3. The data were obtained in November of 2009 from the U.S. Department of Commerce, Bureau of Economic Analysis, National Income and Product Accounts (NIPA) for the years 1960 to 2008.  The data are available online at: http://www.bea.gov/national/nipaweb/SelectTable.asp.  Note that the Bureau of Economic Analysis periodically updates published values, which may explain differences for data obtained after November of 2009, or differences between this version and the previous version published in February 2008 with data for 1960 through 2006.

4. In Figure 1, employer contributions towards private group health insurance are converted to 2008 dollars using the consumer price index for urban consumers.  U.S. Department of Labor, Bureau of Labor Statistics, Consumer Price Index, All Urban Consumers (Current Series).  Available online at: http://www.bls.gov/cpi/.  For Figures 2 and 3, the data are shown as a percentage of nominal GDP, so they have not been adjusted.

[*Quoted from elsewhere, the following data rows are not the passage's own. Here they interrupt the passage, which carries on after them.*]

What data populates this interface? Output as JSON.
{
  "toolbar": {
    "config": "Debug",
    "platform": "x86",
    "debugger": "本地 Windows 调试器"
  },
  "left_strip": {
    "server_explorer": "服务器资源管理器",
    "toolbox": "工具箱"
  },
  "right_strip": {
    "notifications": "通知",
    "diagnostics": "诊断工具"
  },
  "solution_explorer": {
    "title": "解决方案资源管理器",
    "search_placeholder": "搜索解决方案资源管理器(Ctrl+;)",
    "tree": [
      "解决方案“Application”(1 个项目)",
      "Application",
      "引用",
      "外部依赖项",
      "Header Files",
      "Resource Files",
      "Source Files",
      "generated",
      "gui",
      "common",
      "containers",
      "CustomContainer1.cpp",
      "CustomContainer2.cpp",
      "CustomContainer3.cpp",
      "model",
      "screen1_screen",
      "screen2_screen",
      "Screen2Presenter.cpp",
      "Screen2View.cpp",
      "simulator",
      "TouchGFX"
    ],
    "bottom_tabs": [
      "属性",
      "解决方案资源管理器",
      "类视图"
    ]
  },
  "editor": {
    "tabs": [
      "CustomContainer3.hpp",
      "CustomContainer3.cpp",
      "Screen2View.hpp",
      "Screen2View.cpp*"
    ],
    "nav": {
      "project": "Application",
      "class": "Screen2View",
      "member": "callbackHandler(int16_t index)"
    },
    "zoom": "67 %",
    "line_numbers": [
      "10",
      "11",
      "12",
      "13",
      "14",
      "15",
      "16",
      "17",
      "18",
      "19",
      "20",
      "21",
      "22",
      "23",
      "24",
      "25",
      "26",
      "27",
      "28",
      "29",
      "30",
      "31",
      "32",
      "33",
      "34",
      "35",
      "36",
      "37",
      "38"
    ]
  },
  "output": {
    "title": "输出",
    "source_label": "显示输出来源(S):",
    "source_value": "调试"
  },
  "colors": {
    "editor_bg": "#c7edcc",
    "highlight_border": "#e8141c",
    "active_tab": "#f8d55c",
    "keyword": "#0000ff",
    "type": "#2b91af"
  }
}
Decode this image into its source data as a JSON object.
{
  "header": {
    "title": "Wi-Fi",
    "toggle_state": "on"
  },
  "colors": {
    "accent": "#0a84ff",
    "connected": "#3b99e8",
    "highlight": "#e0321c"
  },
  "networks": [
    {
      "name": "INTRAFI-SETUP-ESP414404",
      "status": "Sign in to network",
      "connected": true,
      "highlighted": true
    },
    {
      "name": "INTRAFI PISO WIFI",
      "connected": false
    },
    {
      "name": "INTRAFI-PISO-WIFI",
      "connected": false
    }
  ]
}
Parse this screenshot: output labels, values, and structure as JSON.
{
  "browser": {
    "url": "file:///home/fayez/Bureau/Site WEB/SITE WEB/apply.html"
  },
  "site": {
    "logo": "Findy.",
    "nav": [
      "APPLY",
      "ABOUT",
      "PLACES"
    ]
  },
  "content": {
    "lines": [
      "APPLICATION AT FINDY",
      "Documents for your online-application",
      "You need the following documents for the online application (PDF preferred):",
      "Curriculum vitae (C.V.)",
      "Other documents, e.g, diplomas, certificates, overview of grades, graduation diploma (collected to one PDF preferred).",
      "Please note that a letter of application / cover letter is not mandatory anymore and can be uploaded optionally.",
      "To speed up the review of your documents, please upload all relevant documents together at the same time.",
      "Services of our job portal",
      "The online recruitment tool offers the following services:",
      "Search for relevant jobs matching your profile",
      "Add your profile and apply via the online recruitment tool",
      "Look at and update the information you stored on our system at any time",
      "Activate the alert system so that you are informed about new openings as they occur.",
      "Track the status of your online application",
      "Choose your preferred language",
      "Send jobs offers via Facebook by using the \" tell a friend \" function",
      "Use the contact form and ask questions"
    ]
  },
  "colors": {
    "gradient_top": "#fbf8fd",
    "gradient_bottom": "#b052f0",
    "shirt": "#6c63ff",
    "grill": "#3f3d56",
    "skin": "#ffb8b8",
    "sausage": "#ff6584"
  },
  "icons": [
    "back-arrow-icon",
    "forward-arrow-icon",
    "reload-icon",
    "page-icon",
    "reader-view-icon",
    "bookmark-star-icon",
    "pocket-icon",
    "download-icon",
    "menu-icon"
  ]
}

5. Other benefits include employer contributions for: private pension and profit-sharing plans, publicly administered government employee retirement plans, private group life insurance plans, privately administered workers’ compensation plans, and supplemental unemployment benefit plans (denoted as “Employer contributions for employee pension and insurance funds” in the NIPA), as well as old age, survivors, and disability insurance (social security), hospital insurance (Medicare), unemployment insurance, railroad retirement, pension benefit guaranty, veterans life insurance, publicly administered workers’ compensation, military medical insurance, and temporary disability insurance (denoted as “Employer contributions for government social insurance” in the NIPA).  For more information, see, U.S. Department of Commerce, Bureau of Economic Analysis, “A Guide to the National Income and Product Accounts of the United States,” September 2006.  Available online at: http://www.bea.gov/methodologies/index.htm.